You know, before he did all of those melting clocks and so forth, Salvador Dali could paint a horse or a dove. That is the portion of excellence that people whom you laud, and whom you resemble, do not accomplish. I'm sorry, but lasting academics are not "performance art" first, and you're really not very bright.

Ric Caric said...

Dan, you just don't know what you're talking about. Sure, there's a lot of mediocre work done in the current methodologies. There was tons of mediocre work done in the traditional genres as well. But the best of contemporary critical scholarship far outstrips its traditionalist competition. One comparison you might try is Susan Bordo's Unbearable Weight and Harvey Mansfield's Manliness. They're both about gender, both very critical of contemporary constructions of gender, and both written by well-known authors. But Bordo runs circles around Mansfield in terms of intellectual sophistication, interpretive skills, and the thoroughness with which she argues her position. Compared to Bordo, Mansfield can't do the theoretical equivalent of painting a bowl of fruit. It's the same all the way around. As I indicated in my posts, conservatives have many limitations as academics. One of those limitations is the quality of their work. People on the left raised their game substantially during the 70's and 80's. Traditionalists have never responded.

Michael said...

"As I indicated in my posts, conservatives have many limitations as academics."

Facts being the primary limitation, it is so much easier to just believe. Free your mind, etc., etc...

Ric Caric said...

Yes, a lot of conservatives are research averse. I knew some conservative history graduate students who were very turned off by the "professionalization" of the history field in the seventies and eighties.

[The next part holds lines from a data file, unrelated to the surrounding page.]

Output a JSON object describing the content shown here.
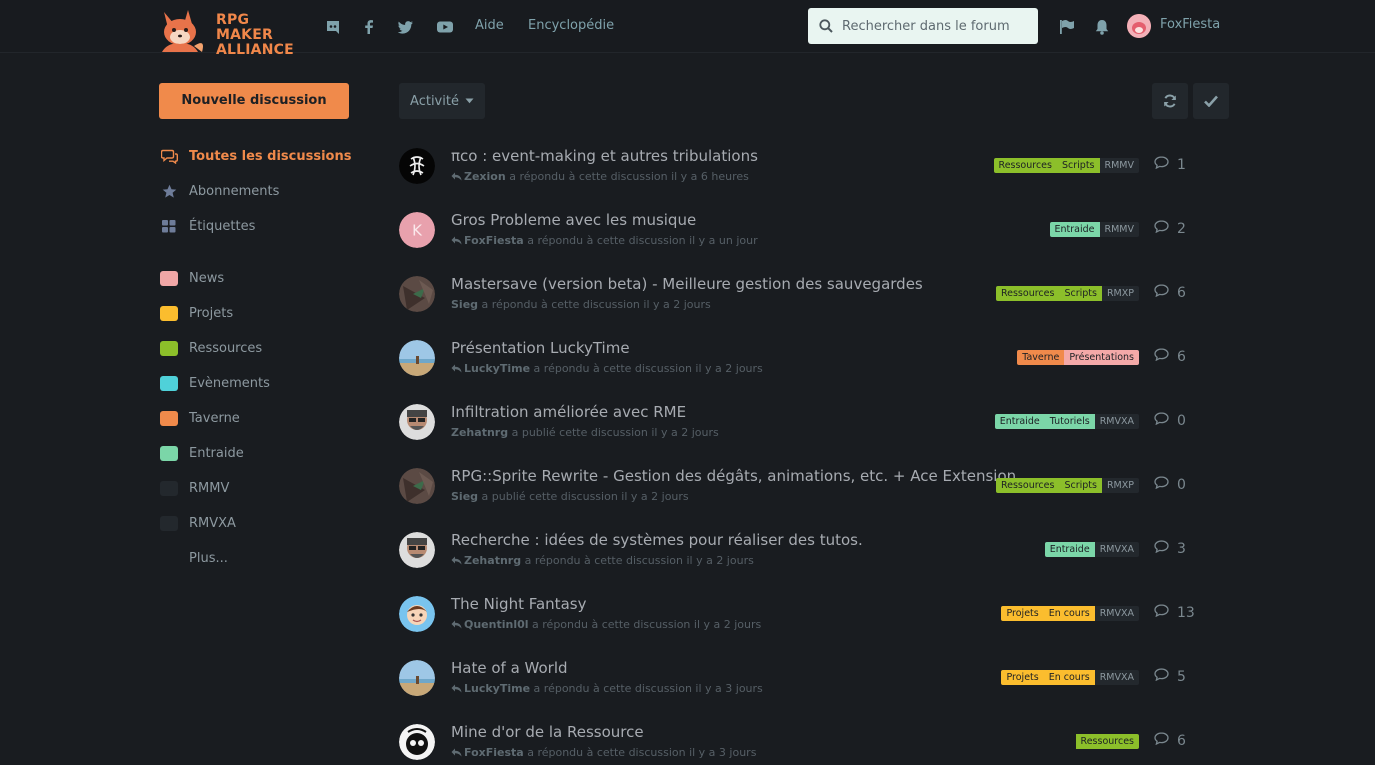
{
  "header": {
    "logo_text_line1": "RPG MAKER",
    "logo_text_line2": "ALLIANCE",
    "links": [
      "Aide",
      "Encyclopédie"
    ],
    "search_placeholder": "Rechercher dans le forum",
    "username": "FoxFiesta",
    "icons": [
      "discord-icon",
      "facebook-icon",
      "twitter-icon",
      "youtube-icon",
      "flag-icon",
      "bell-icon"
    ]
  },
  "sidebar": {
    "new_discussion": "Nouvelle discussion",
    "nav": [
      {
        "label": "Toutes les discussions",
        "icon": "comments-icon"
      },
      {
        "label": "Abonnements",
        "icon": "star-icon"
      },
      {
        "label": "Étiquettes",
        "icon": "grid-icon"
      }
    ],
    "tags": [
      {
        "label": "News",
        "color": "#f0a6a6"
      },
      {
        "label": "Projets",
        "color": "#fbbd2e"
      },
      {
        "label": "Ressources",
        "color": "#8cbf2a"
      },
      {
        "label": "Evènements",
        "color": "#4fd1d9"
      },
      {
        "label": "Taverne",
        "color": "#f08a4b"
      },
      {
        "label": "Entraide",
        "color": "#7bd6a8"
      },
      {
        "label": "RMMV",
        "color": "#23282d"
      },
      {
        "label": "RMVXA",
        "color": "#23282d"
      }
    ],
    "more": "Plus..."
  },
  "toolbar": {
    "sort_label": "Activité"
  },
  "colors": {
    "accent": "#f08a4b",
    "ressources": "#8cbf2a",
    "entraide": "#7bd6a8",
    "projets": "#fbbd2e",
    "taverne": "#f08a4b",
    "presentations": "#f4a9a8"
  },
  "discussions": [
    {
      "title": "πco : event-making et autres tribulations",
      "user": "Zexion",
      "reply": true,
      "action": "a répondu à cette discussion il y a 6 heures",
      "count": "1",
      "tags": [
        {
          "t": "Ressources",
          "c": "#8cbf2a"
        },
        {
          "t": "Scripts",
          "c": "#8cbf2a"
        },
        {
          "t": "RMMV",
          "c": ""
        }
      ]
    },
    {
      "title": "Gros Probleme avec les musique",
      "user": "FoxFiesta",
      "reply": true,
      "action": "a répondu à cette discussion il y a un jour",
      "count": "2",
      "tags": [
        {
          "t": "Entraide",
          "c": "#7bd6a8"
        },
        {
          "t": "RMMV",
          "c": ""
        }
      ]
    },
    {
      "title": "Mastersave (version beta) - Meilleure gestion des sauvegardes",
      "user": "Sieg",
      "reply": false,
      "action": "a répondu à cette discussion il y a 2 jours",
      "count": "6",
      "tags": [
        {
          "t": "Ressources",
          "c": "#8cbf2a"
        },
        {
          "t": "Scripts",
          "c": "#8cbf2a"
        },
        {
          "t": "RMXP",
          "c": ""
        }
      ]
    },
    {
      "title": "Présentation LuckyTime",
      "user": "LuckyTime",
      "reply": true,
      "action": "a répondu à cette discussion il y a 2 jours",
      "count": "6",
      "tags": [
        {
          "t": "Taverne",
          "c": "#f08a4b"
        },
        {
          "t": "Présentations",
          "c": "#f4a9a8"
        }
      ]
    },
    {
      "title": "Infiltration améliorée avec RME",
      "user": "Zehatnrg",
      "reply": false,
      "action": "a publié cette discussion il y a 2 jours",
      "count": "0",
      "tags": [
        {
          "t": "Entraide",
          "c": "#7bd6a8"
        },
        {
          "t": "Tutoriels",
          "c": "#7bd6a8"
        },
        {
          "t": "RMVXA",
          "c": ""
        }
      ]
    },
    {
      "title": "RPG::Sprite Rewrite - Gestion des dégâts, animations, etc. + Ace Extension",
      "user": "Sieg",
      "reply": false,
      "action": "a publié cette discussion il y a 2 jours",
      "count": "0",
      "tags": [
        {
          "t": "Ressources",
          "c": "#8cbf2a"
        },
        {
          "t": "Scripts",
          "c": "#8cbf2a"
        },
        {
          "t": "RMXP",
          "c": ""
        }
      ]
    },
    {
      "title": "Recherche : idées de systèmes pour réaliser des tutos.",
      "user": "Zehatnrg",
      "reply": true,
      "action": "a répondu à cette discussion il y a 2 jours",
      "count": "3",
      "tags": [
        {
          "t": "Entraide",
          "c": "#7bd6a8"
        },
        {
          "t": "RMVXA",
          "c": ""
        }
      ]
    },
    {
      "title": "The Night Fantasy",
      "user": "Quentinl0l",
      "reply": true,
      "action": "a répondu à cette discussion il y a 2 jours",
      "count": "13",
      "tags": [
        {
          "t": "Projets",
          "c": "#fbbd2e"
        },
        {
          "t": "En cours",
          "c": "#fbbd2e"
        },
        {
          "t": "RMVXA",
          "c": ""
        }
      ]
    },
    {
      "title": "Hate of a World",
      "user": "LuckyTime",
      "reply": true,
      "action": "a répondu à cette discussion il y a 3 jours",
      "count": "5",
      "tags": [
        {
          "t": "Projets",
          "c": "#fbbd2e"
        },
        {
          "t": "En cours",
          "c": "#fbbd2e"
        },
        {
          "t": "RMVXA",
          "c": ""
        }
      ]
    },
    {
      "title": "Mine d'or de la Ressource",
      "user": "FoxFiesta",
      "reply": true,
      "action": "a répondu à cette discussion il y a 3 jours",
      "count": "6",
      "tags": [
        {
          "t": "Ressources",
          "c": "#8cbf2a"
        }
      ]
    }
  ]
}
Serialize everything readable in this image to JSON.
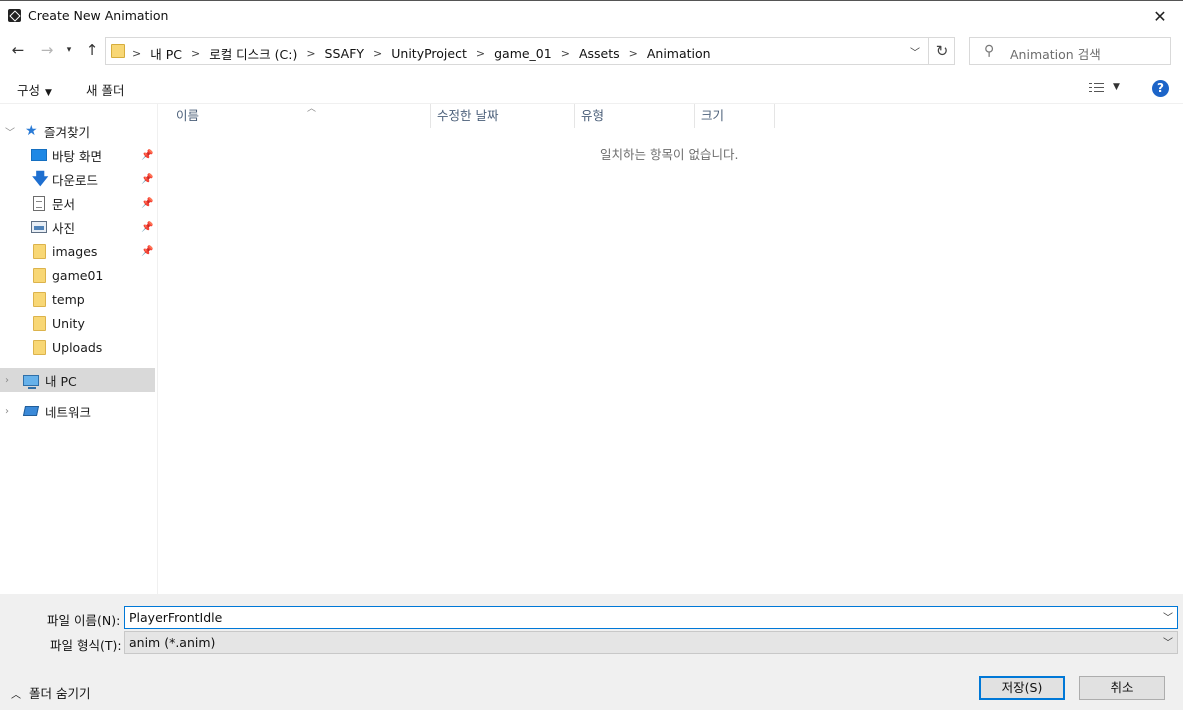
{
  "window": {
    "title": "Create New Animation",
    "close_symbol": "✕"
  },
  "address": {
    "breadcrumbs": [
      "내 PC",
      "로컬 디스크 (C:)",
      "SSAFY",
      "UnityProject",
      "game_01",
      "Assets",
      "Animation"
    ],
    "separator": ">"
  },
  "search": {
    "placeholder": "Animation 검색"
  },
  "toolbar": {
    "organize_label": "구성",
    "new_folder_label": "새 폴더",
    "help_label": "?"
  },
  "nav": {
    "quick_access_label": "즐겨찾기",
    "items": [
      {
        "label": "바탕 화면",
        "icon": "desktop-icon",
        "pinned": true
      },
      {
        "label": "다운로드",
        "icon": "download-icon",
        "pinned": true
      },
      {
        "label": "문서",
        "icon": "document-icon",
        "pinned": true
      },
      {
        "label": "사진",
        "icon": "pictures-icon",
        "pinned": true
      },
      {
        "label": "images",
        "icon": "folder-icon",
        "pinned": true
      },
      {
        "label": "game01",
        "icon": "folder-icon",
        "pinned": false
      },
      {
        "label": "temp",
        "icon": "folder-icon",
        "pinned": false
      },
      {
        "label": "Unity",
        "icon": "folder-icon",
        "pinned": false
      },
      {
        "label": "Uploads",
        "icon": "folder-icon",
        "pinned": false
      }
    ],
    "this_pc_label": "내 PC",
    "network_label": "네트워크"
  },
  "file_list": {
    "columns": [
      "이름",
      "수정한 날짜",
      "유형",
      "크기"
    ],
    "empty_message": "일치하는 항목이 없습니다."
  },
  "save_panel": {
    "filename_label": "파일 이름(N):",
    "filename_value": "PlayerFrontIdle",
    "filetype_label": "파일 형식(T):",
    "filetype_value": "anim (*.anim)",
    "hide_folders_label": "폴더 숨기기",
    "save_button": "저장(S)",
    "cancel_button": "취소"
  },
  "colors": {
    "accent": "#0078d7",
    "help_blue": "#1c64c8",
    "selection": "#d9d9d9"
  }
}
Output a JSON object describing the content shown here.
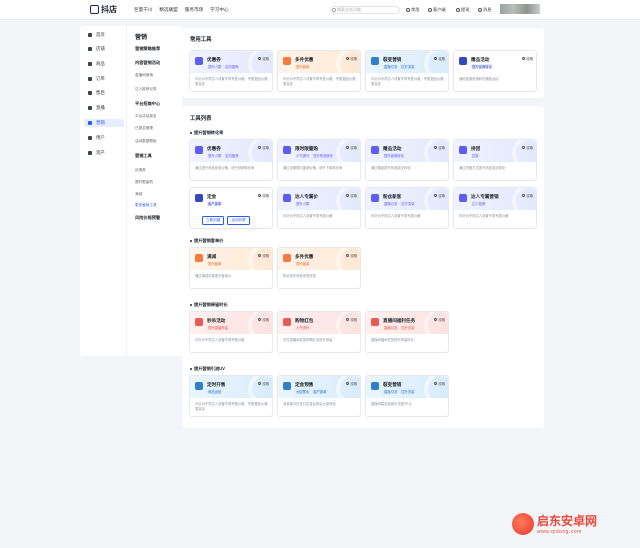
{
  "topbar": {
    "logo": "抖店",
    "nav": [
      "巨量千川",
      "精选联盟",
      "服务市场",
      "学习中心"
    ],
    "search_placeholder": "搜索全站功能",
    "links": [
      "常用",
      "客户端",
      "提现",
      "消息"
    ]
  },
  "sidebar": {
    "items": [
      "首页",
      "店铺",
      "商品",
      "订单",
      "售后",
      "直播",
      "营销",
      "用户",
      "资产"
    ],
    "active": "营销",
    "sub_title": "营销",
    "sub": [
      {
        "type": "h",
        "label": "营销策略推荐"
      },
      {
        "type": "h",
        "label": "内容营销活动"
      },
      {
        "type": "i",
        "label": "直播间营销"
      },
      {
        "type": "i",
        "label": "达人推荐记录"
      },
      {
        "type": "h",
        "label": "平台招商中心"
      },
      {
        "type": "i",
        "label": "平台活动报名"
      },
      {
        "type": "i",
        "label": "已报名管理"
      },
      {
        "type": "i",
        "label": "活动数据看板"
      },
      {
        "type": "h",
        "label": "营销工具"
      },
      {
        "type": "i",
        "label": "优惠券"
      },
      {
        "type": "i",
        "label": "限时限量购"
      },
      {
        "type": "i",
        "label": "满减"
      },
      {
        "type": "i",
        "label": "更多营销工具",
        "active": true
      },
      {
        "type": "h",
        "label": "风险价格预警"
      }
    ]
  },
  "common_tools": {
    "title": "常用工具",
    "cards": [
      {
        "name": "优惠券",
        "tags": [
          "提升人群",
          "定向推荐"
        ],
        "desc": "可针对不同达人设置不同专属价格，专属推品价格更高效",
        "theme": "blue",
        "icon": "ticket-icon"
      },
      {
        "name": "多件优惠",
        "tags": [
          "提升客单"
        ],
        "desc": "可针对不同达人设置不同专属价格，专属推品价格更高效",
        "theme": "orange",
        "icon": "tag-icon"
      },
      {
        "name": "裂变营销",
        "tags": [
          "直播引流",
          "拉升流量"
        ],
        "desc": "可针对不同达人设置不同专属价格，专属推品价格更高效",
        "theme": "teal",
        "icon": "share-icon"
      },
      {
        "name": "赠品活动",
        "tags": [
          "提升促销转化"
        ],
        "desc": "通用促销营销转化赠品活动",
        "theme": "white",
        "icon": "gift-icon"
      }
    ]
  },
  "tool_list": {
    "title": "工具列表",
    "guide_label": "攻略",
    "groups": [
      {
        "title": "提升营销转化率",
        "cards": [
          {
            "name": "优惠券",
            "tags": [
              "提升人群",
              "定向推荐"
            ],
            "desc": "通过提升商品优惠价格，提升营销转化率",
            "theme": "blue",
            "icon": "ticket-icon"
          },
          {
            "name": "限时限量购",
            "tags": [
              "人气提升",
              "提升商品转化"
            ],
            "desc": "通过设置限时促销价格，提升下单转化率",
            "theme": "blue",
            "icon": "clock-icon"
          },
          {
            "name": "赠品活动",
            "tags": [
              "提升促销转化"
            ],
            "desc": "通过赠品提升商品成交转化",
            "theme": "blue",
            "icon": "gift-icon"
          },
          {
            "name": "拼团",
            "tags": [
              "拉新"
            ],
            "desc": "通过拼团方式提升商品成交转化",
            "theme": "blue",
            "icon": "group-icon"
          },
          {
            "name": "定金",
            "tags": [
              "客户锁单"
            ],
            "desc": "",
            "theme": "white",
            "icon": "pin-icon",
            "buttons": [
              "立即创建",
              "活动列表"
            ]
          },
          {
            "name": "达人专属价",
            "tags": [
              "提升人群"
            ],
            "desc": "可针对不同达人设置不同专属价格",
            "theme": "blue",
            "icon": "diamond-icon"
          },
          {
            "name": "粉丝新客",
            "tags": [
              "直播引流",
              "拉升流量"
            ],
            "desc": "可针对不同达人设置不同专属价格",
            "theme": "blue",
            "icon": "heart-icon"
          },
          {
            "name": "达人专属营销",
            "tags": [
              "达人营销"
            ],
            "desc": "可针对不同达人设置不同专属价格",
            "theme": "blue",
            "icon": "flag-icon"
          }
        ]
      },
      {
        "title": "提升营销客单价",
        "cards": [
          {
            "name": "满减",
            "tags": [
              "提升客单"
            ],
            "desc": "通过满减设置提升客单价",
            "theme": "orange",
            "icon": "tag-icon"
          },
          {
            "name": "多件优惠",
            "tags": [
              "提升客单"
            ],
            "desc": "购买多件商品享受优惠",
            "theme": "orange",
            "icon": "tag-icon"
          }
        ]
      },
      {
        "title": "提升营销停留时长",
        "cards": [
          {
            "name": "秒杀活动",
            "tags": [
              "提升直播停留"
            ],
            "desc": "可针对不同达人设置不同专属价格",
            "theme": "red",
            "icon": "bolt-icon"
          },
          {
            "name": "购物红包",
            "tags": [
              "人气提升"
            ],
            "desc": "可在直播间发放购物红包提升停留",
            "theme": "red",
            "icon": "envelope-icon"
          },
          {
            "name": "直播间福利任务",
            "tags": [
              "直播引流",
              "拉升流量"
            ],
            "desc": "直播间福利任务提升停留时长",
            "theme": "red",
            "icon": "gift-icon"
          }
        ]
      },
      {
        "title": "提升营销引流UV",
        "cards": [
          {
            "name": "定时开售",
            "tags": [
              "商品运营"
            ],
            "desc": "可针对不同达人设置不同专属价格，专属推品价格更高效",
            "theme": "teal",
            "icon": "clock-icon"
          },
          {
            "name": "定金预售",
            "tags": [
              "大促蓄水",
              "客户锁单"
            ],
            "desc": "消费者可在支付定金后购买大促商品",
            "theme": "teal",
            "icon": "lock-icon"
          },
          {
            "name": "裂变营销",
            "tags": [
              "直播引流",
              "拉升流量"
            ],
            "desc": "直播间裂变营销引流提升UV",
            "theme": "teal",
            "icon": "share-icon"
          }
        ]
      }
    ]
  },
  "watermark": {
    "title": "启东安卓网",
    "url": "www.qidong.com"
  }
}
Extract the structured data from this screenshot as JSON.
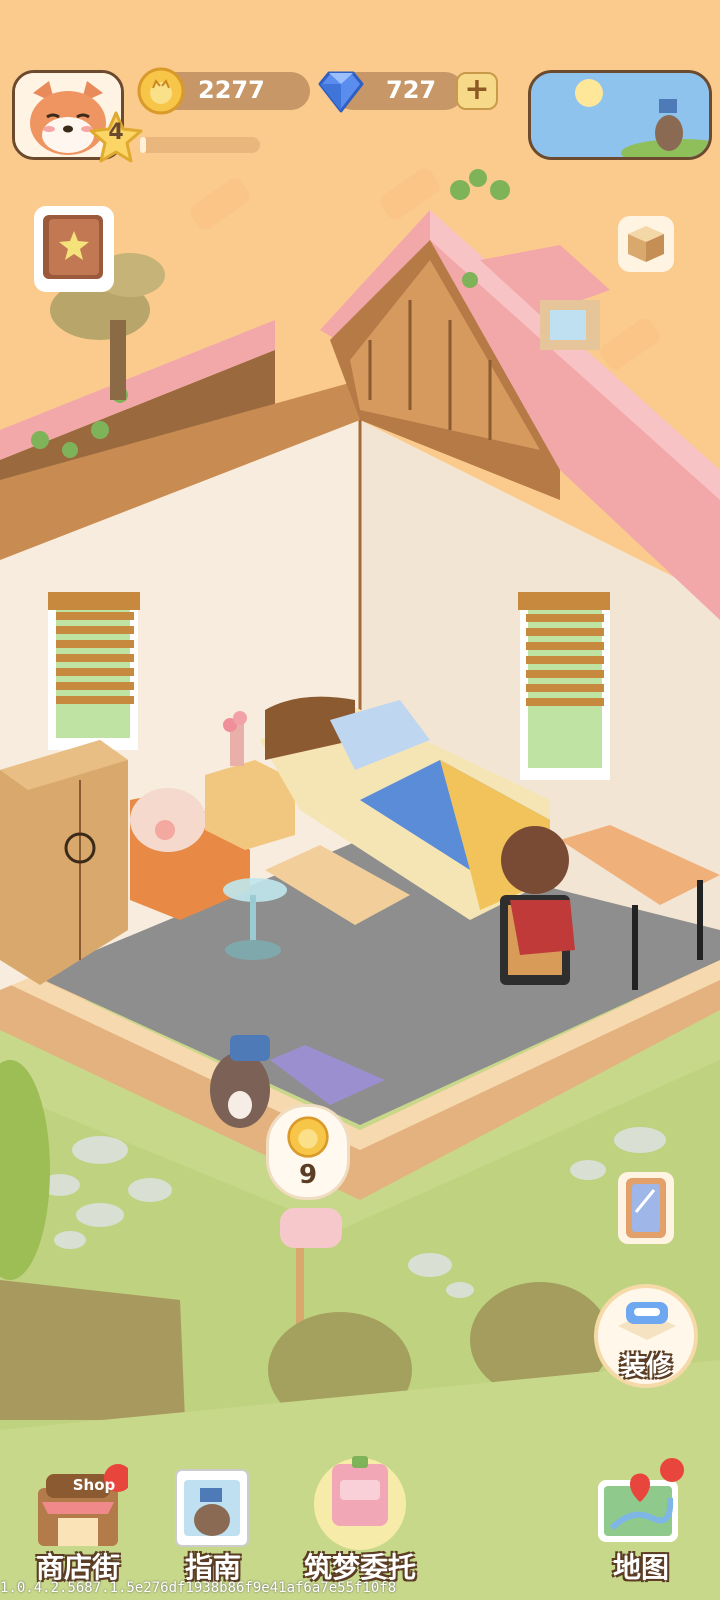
{
  "player": {
    "level": "4",
    "xp_progress": 0.05
  },
  "currency": {
    "coins": "2277",
    "gems": "727",
    "add_label": "+"
  },
  "world": {
    "reward_bubble_value": "9"
  },
  "side_buttons": {
    "decorate_label": "装修"
  },
  "bottom_nav": {
    "shop_street": "商店街",
    "shop_sign": "Shop",
    "guide": "指南",
    "dream_commission": "筑梦委托",
    "map": "地图"
  },
  "footer": {
    "version": "1.0.4.2.5687.1.5e276df1938b86f9e41af6a7e55f10f8"
  },
  "colors": {
    "background": "#FBCB8E",
    "roof_pink": "#F2A7A9",
    "wall": "#F7ECDD",
    "floor": "#8E8E8E",
    "grass": "#C8D88A",
    "badge_red": "#E8453C"
  }
}
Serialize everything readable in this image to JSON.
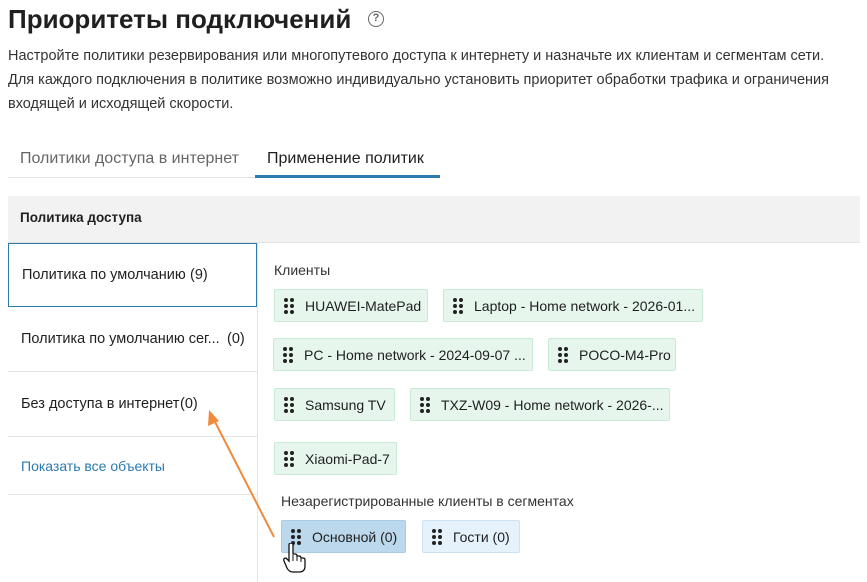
{
  "page": {
    "title": "Приоритеты подключений",
    "help_icon": "help-circle-icon",
    "description": "Настройте политики резервирования или многопутевого доступа к интернету и назначьте их клиентам и сегментам сети. Для каждого подключения в политике возможно индивидуально установить приоритет обработки трафика и ограничения входящей и исходящей скорости."
  },
  "tabs": [
    {
      "label": "Политики доступа в интернет",
      "active": false
    },
    {
      "label": "Применение политик",
      "active": true
    }
  ],
  "policy_panel": {
    "header": "Политика доступа",
    "items": [
      {
        "name": "Политика по умолчанию",
        "count": "(9)",
        "active": true
      },
      {
        "name": "Политика по умолчанию сег...",
        "count": "(0)",
        "active": false
      },
      {
        "name": "Без доступа в интернет",
        "count": "(0)",
        "active": false
      }
    ],
    "show_all": "Показать все объекты"
  },
  "clients": {
    "label": "Клиенты",
    "items": [
      "HUAWEI-MatePad",
      "Laptop - Home network - 2026-01...",
      "PC - Home network - 2024-09-07 ...",
      "POCO-M4-Pro",
      "Samsung TV",
      "TXZ-W09 - Home network - 2026-...",
      "Xiaomi-Pad-7"
    ]
  },
  "segments": {
    "label": "Незарегистрированные клиенты в сегментах",
    "items": [
      {
        "name": "Основной (0)",
        "selected": true
      },
      {
        "name": "Гости (0)",
        "selected": false
      }
    ]
  },
  "colors": {
    "accent": "#2a7bb0",
    "client_chip_bg": "#e6f6ec",
    "segment_chip_bg": "#e6f2fb",
    "segment_chip_selected_bg": "#bcd8ec",
    "annotation_arrow": "#f08a3c"
  }
}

Michael said...

Well to be quite honest, the professionalism movement bothered me, also. I love the purity that amateurism nurtures. The big sponsorship money just leads to cheating and performance enhancing drugs.

Anonymous said...

I am sure that I would be classified as a "dated" person by you, however, I really couldn't care what society's moral compass is at this point. I have my own. It is the Holy Bible. It has all I need to know about what is right and what is wrong. I don't agree with all Conservative policies, but I am sure I will be lumped right in there with them, simply for having what you seem to consider old fashioned values. Sadly, I have to work even harder to instill those values into my children before I pay thousands of dollars for them to be "educated" by people who will look down on them for their idiology...the only belief system that seems taboo the way...the nice piece about strangers helping you when your car broke down here in KY...Those folks were more than likely raised by parents and grandparents with the "dated" morals you do not approve of.